Royal Warrants of Appointment are granted to companies or traders that supply products and services to the Royal Household. In this post, we will look at what will happen to these distinctions now that the Queen has passed away.
Following the sad loss of Queen Elizabeth II of the United Kingdom, an icon among the European monarchy after seven decades on the throne, one of the big questions to be addressed from an intellectual property standpoint is what will happen to the Royal Warrants of Appointment she granted during her lifetime.
For those of us less familiar with the workings of the British Crown, Royal Warrants are a type of distinction that the Royal Household has issued since 1840, through the Royal Warrant Holders Association, to companies or traders that regularly supply goods or services (paid) during at least five out of the seven years preceding an application. The distinction entitles the holder to display the Royal Arms in relation to its business, for up to five years and renewable for further five-year periods, although such renewal must be assessed in the year before the Warrant is due to expire.
Warrant holders include companies from very diverse trade categories (food and drink, jewelers, clothing and accessories, health and beauty, etc.), giving us insight into the tastes and preferences of the Royal Household. As many may already know, some of the late Queen’s favorite products included the Spanish sherry Jerez Harveys®, Weetabix® cereal, Cartier® jewelry, the iconic Fulton® umbrellas and Clarins® skincare.
The Royal Warrant, which, as we said, allows holders to display the Royal Arms of the United Kingdom on their products, marketing communications, in their premises and on commercial vehicles, automatically lends prestige to a brand and most assuredly boosts the sales of those companies known as “official suppliers” of the British Crown.

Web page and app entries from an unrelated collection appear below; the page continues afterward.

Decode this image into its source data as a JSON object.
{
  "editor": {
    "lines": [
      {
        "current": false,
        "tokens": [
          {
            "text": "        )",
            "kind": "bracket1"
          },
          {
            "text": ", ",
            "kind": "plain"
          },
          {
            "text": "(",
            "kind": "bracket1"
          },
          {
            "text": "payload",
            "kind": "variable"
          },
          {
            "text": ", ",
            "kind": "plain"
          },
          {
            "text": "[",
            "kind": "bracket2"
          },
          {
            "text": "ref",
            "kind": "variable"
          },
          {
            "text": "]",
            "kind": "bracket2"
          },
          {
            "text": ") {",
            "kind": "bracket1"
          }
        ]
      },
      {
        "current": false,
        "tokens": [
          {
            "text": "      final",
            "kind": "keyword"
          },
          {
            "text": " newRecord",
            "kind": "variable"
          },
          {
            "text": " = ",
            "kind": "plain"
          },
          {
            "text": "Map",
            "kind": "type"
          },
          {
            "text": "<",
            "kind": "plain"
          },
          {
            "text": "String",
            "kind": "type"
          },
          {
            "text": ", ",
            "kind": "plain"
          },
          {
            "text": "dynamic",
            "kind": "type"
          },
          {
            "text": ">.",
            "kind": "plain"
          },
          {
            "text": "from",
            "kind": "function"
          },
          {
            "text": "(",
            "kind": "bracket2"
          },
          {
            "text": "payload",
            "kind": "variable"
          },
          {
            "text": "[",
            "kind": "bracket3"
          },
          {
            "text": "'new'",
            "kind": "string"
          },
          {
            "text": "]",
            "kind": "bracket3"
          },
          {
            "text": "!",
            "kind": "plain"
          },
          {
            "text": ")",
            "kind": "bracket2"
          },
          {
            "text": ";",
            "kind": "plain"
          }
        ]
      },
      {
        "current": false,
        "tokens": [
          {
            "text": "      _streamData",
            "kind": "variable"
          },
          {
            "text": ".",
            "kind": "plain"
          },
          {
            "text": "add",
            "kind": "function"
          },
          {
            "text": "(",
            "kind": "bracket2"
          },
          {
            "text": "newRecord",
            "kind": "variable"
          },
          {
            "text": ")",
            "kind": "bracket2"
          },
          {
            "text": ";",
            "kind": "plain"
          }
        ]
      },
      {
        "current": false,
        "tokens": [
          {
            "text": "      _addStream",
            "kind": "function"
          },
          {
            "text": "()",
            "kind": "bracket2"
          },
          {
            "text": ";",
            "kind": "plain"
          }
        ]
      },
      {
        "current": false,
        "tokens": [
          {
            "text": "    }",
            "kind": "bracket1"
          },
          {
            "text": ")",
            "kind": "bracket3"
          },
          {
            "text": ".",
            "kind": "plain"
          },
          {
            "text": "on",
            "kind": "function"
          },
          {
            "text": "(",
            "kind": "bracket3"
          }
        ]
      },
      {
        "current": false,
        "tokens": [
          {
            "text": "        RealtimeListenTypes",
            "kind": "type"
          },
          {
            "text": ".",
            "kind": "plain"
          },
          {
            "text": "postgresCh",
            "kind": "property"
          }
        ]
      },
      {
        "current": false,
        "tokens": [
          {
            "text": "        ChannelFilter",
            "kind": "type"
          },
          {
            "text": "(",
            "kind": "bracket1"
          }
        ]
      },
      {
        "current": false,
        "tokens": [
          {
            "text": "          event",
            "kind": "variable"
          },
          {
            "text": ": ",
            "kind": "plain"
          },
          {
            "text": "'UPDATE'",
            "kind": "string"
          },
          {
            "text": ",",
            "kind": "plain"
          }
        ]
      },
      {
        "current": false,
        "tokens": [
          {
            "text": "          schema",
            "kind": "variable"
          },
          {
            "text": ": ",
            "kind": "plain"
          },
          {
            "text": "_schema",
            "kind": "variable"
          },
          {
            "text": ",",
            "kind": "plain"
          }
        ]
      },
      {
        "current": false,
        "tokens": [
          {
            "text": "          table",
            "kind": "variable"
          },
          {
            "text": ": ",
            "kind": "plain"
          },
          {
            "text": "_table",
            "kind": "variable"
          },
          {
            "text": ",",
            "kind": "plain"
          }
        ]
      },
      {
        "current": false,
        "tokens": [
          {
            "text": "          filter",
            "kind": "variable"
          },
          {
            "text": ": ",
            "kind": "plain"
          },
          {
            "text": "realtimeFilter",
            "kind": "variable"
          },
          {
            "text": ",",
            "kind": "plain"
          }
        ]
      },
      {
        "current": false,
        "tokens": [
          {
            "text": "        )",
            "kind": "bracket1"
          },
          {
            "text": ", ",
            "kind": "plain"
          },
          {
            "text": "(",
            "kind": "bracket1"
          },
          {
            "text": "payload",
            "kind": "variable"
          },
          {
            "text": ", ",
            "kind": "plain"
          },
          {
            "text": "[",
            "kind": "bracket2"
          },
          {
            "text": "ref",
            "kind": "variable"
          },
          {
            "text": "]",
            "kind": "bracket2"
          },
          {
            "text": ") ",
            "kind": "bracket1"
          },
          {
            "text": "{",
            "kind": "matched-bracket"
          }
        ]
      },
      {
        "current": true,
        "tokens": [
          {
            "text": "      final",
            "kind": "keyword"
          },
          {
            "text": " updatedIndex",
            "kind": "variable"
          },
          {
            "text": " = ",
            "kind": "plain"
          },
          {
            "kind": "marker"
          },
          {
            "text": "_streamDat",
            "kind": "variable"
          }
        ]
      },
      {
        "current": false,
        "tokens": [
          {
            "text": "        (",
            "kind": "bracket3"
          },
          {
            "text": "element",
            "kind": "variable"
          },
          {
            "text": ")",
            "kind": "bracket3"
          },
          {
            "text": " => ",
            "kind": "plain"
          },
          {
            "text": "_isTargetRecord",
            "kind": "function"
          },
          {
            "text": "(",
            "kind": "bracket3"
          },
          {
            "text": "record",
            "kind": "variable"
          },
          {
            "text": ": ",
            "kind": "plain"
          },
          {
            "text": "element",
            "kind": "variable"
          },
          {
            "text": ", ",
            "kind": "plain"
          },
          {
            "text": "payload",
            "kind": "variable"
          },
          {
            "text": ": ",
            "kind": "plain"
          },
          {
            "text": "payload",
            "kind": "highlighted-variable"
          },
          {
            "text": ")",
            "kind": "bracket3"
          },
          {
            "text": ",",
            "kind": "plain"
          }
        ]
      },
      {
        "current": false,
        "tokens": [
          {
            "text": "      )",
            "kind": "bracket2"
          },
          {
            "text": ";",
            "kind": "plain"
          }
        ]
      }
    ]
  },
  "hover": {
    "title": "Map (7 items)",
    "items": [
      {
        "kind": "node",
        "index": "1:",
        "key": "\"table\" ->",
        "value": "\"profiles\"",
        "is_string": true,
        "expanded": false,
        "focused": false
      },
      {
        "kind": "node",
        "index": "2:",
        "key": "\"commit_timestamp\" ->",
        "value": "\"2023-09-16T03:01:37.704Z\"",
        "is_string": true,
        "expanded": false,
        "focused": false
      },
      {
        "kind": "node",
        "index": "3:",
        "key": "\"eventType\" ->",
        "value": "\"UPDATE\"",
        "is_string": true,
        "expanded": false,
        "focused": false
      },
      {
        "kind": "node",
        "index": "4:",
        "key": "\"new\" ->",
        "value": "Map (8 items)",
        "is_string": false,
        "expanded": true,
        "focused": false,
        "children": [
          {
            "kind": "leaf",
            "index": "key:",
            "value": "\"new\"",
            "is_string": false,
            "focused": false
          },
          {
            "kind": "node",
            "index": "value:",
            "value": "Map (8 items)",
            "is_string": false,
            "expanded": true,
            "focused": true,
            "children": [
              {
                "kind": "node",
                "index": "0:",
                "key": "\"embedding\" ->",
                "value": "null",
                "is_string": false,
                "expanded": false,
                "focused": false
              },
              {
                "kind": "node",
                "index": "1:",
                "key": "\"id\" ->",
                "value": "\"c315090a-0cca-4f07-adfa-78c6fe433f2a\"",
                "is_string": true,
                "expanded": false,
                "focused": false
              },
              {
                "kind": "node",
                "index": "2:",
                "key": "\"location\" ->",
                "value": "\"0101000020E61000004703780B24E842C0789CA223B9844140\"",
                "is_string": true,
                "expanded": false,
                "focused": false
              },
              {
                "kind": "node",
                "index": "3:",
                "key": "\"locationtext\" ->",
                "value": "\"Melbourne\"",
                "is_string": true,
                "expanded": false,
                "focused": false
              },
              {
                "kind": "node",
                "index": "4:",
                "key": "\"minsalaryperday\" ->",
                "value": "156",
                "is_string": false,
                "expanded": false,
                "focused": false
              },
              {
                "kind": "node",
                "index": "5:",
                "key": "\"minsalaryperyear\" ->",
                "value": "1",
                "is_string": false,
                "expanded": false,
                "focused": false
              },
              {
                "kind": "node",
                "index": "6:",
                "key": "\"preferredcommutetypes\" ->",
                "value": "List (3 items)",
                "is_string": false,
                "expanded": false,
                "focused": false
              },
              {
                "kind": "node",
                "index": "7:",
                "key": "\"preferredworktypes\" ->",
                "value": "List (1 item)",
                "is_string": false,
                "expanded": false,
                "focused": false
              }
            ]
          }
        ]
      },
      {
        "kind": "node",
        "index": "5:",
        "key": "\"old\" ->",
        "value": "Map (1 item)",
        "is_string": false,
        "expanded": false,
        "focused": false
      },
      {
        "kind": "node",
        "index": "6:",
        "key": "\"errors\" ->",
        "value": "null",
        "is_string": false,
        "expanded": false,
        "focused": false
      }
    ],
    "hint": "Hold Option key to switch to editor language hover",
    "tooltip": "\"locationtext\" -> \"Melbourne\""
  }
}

In fact, since the adoption of the Paris Convention for the Protection of Industrial Property in 1983, which applies to both Spain and the United Kingdom’s industrial property systems (among others), contracting States are required to refuse the registration and to prohibit the unauthorized use of trademarks including armorial bearings (e.g., coats of arms crests, etc.), State emblems and official signs and hallmarks (article 6ter), meaning that no person can use a State’s coat of arms without the express consent of that State.

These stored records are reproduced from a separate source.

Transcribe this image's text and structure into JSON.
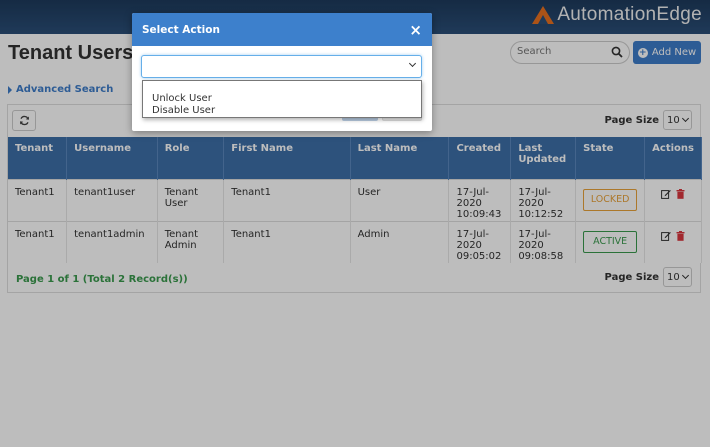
{
  "brand": {
    "name": "AutomationEdge",
    "accent": "#e9701f"
  },
  "page": {
    "title": "Tenant Users"
  },
  "search": {
    "placeholder": "Search"
  },
  "toolbar": {
    "add_label": "Add New"
  },
  "advanced_search": {
    "label": "Advanced Search"
  },
  "pagination": {
    "page_size_label": "Page Size",
    "page_size_value": "10",
    "records_text": "Page 1 of 1 (Total 2 Record(s))"
  },
  "table": {
    "columns": [
      "Tenant",
      "Username",
      "Role",
      "First Name",
      "Last Name",
      "Created",
      "Last Updated",
      "State",
      "Actions"
    ],
    "rows": [
      {
        "tenant": "Tenant1",
        "username": "tenant1user",
        "role": "Tenant User",
        "first_name": "Tenant1",
        "last_name": "User",
        "created": "17-Jul-2020 10:09:43",
        "last_updated": "17-Jul-2020 10:12:52",
        "state": "LOCKED"
      },
      {
        "tenant": "Tenant1",
        "username": "tenant1admin",
        "role": "Tenant Admin",
        "first_name": "Tenant1",
        "last_name": "Admin",
        "created": "17-Jul-2020 09:05:02",
        "last_updated": "17-Jul-2020 09:08:58",
        "state": "ACTIVE"
      }
    ]
  },
  "modal": {
    "title": "Select Action",
    "close_label": "×",
    "select_value": "",
    "options": [
      "Unlock User",
      "Disable User"
    ]
  },
  "colors": {
    "header_blue": "#3d6fa8",
    "modal_blue": "#3d80cc",
    "locked": "#e8a23a",
    "active": "#3a9a4e"
  },
  "icons": [
    "search-icon",
    "plus-circle-icon",
    "refresh-icon",
    "chevron-down-icon",
    "edit-icon",
    "trash-icon",
    "close-icon"
  ]
}
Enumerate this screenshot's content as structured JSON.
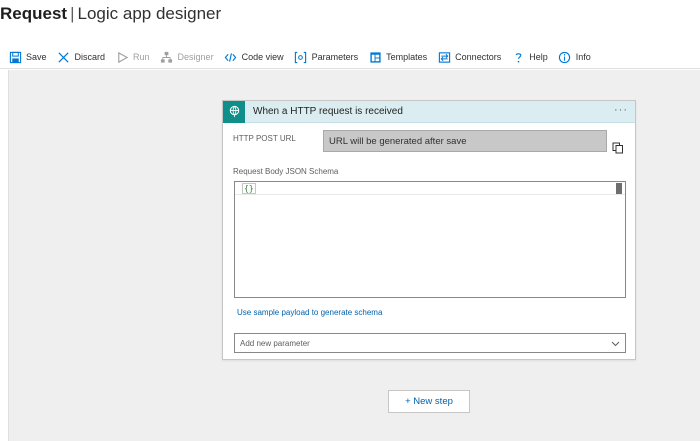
{
  "header": {
    "title_bold": "Request",
    "separator": "|",
    "title_rest": "Logic app designer"
  },
  "toolbar": {
    "items": [
      {
        "label": "Save",
        "icon": "save-icon",
        "enabled": true
      },
      {
        "label": "Discard",
        "icon": "close-icon",
        "enabled": true
      },
      {
        "label": "Run",
        "icon": "play-icon",
        "enabled": false
      },
      {
        "label": "Designer",
        "icon": "designer-icon",
        "enabled": false
      },
      {
        "label": "Code view",
        "icon": "code-icon",
        "enabled": true
      },
      {
        "label": "Parameters",
        "icon": "parameters-icon",
        "enabled": true
      },
      {
        "label": "Templates",
        "icon": "templates-icon",
        "enabled": true
      },
      {
        "label": "Connectors",
        "icon": "connectors-icon",
        "enabled": true
      },
      {
        "label": "Help",
        "icon": "help-icon",
        "enabled": true
      },
      {
        "label": "Info",
        "icon": "info-icon",
        "enabled": true
      }
    ]
  },
  "trigger_card": {
    "title": "When a HTTP request is received",
    "more_label": "···",
    "url_label": "HTTP POST URL",
    "url_value": "URL will be generated after save",
    "schema_label": "Request Body JSON Schema",
    "schema_value": "{}",
    "sample_link": "Use sample payload to generate schema",
    "param_placeholder": "Add new parameter"
  },
  "new_step_label": "+ New step",
  "colors": {
    "accent": "#0062ad",
    "trigger_teal": "#0f8e8a",
    "header_bg": "#dcedf2",
    "canvas_bg": "#efefef"
  }
}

Even under the Royal Warrant, however, the Royal Arms should not be used as a trade or service mark in any way. That is, it must be separate from Warrant holders’ brands that themselves indicate the origin of the relevant goods supplied or services provided, and should not be used in such a way as to lead consumers to think that the goods or services in some way originate from the Royal Household or from another member of the Royal Family.
Which members of the Royal Family can grant the sought-after Royal Warrants? Until recently, Her Late Majesty Queen Elizabeth II and His Late Royal Highness The Duke of Edinburgh were grantors of Warrants; today, only the recently proclaimed King Charles III (formerly HRH The Prince of Wales) is a grantor.
In fact, a legend providing details of which Member of the Royal Family granted the Warrant, along with the nature of the goods or services supplied and the name and head office address of the company, must be displayed below the Royal Arms:
In particular, of the roughly 800 Royal Warrants currently granted (see here), 620 companies received their Appointment grant from Her Late Majesty Queen Elizabeth II (see here). For all these companies, the Warrant undeniably carries great value when it comes to advertising, as evidenced by the controversy in the UK when one was granted to the Spanish company Porcelanosa, with the then-Prince Charles even being accused of “commercial treason” (see here).
However, like the saying goes, all good things must come to an end, and Royal Warrants can be canceled for several reasons:
- Reasons concerning the Royal Warrant holder: (i) where its conduct (whether by act or omission) brings or is likely to bring the Crown into disrepute; (ii) breach or suspected breach of the rules on using the Royal Warrant; or (iii) if the quality of the product or service is not sufficient to justify continuation. Between 20 and 40 Royal Warrants are canceled each year due to one of these reasons. This includes the luxury lingerie brand Rigby & Peller®, the official “corsetiere” to the Queen for over 50 years, which lost its Royal Warrant after June Kenton, who fitted bras for the Queen, released a book called Storm in a D-Cup revealing details of the fittings.
- For reasons not owing to the Royal Warrant holder: upon the death of the grantor.
In this case, the Royal Warrant will become void and the holder will have two years from the date of death of the grantor to cease all existing use and/or display of the Royal Warrant/Royal Arms, including removing it from all products and packaging, stationery, vehicles, etc.
There is no need to panic, though. Provided the holder remains in active connection with the business, the continued grant of the Royal Warrant remains valid for a two-year period from the date of death of the grantor. If the holder particularly wishes to record former service to Her Late Majesty, it may seek permission to use the following legend during that two-year period:
“By Appointment to The Late…”
In any event, and in due course, the Queen’s successor King Charles III and other members of the Royal Family that become grantors in the future (the Queen Consort and/or the Duke of Cornwall and Cambridge, now that he has been named Prince of Wales) will be able to grant Royal Warrants to the companies that lost their distinction due to the death of the Queen, provided they meet the requirements for grant.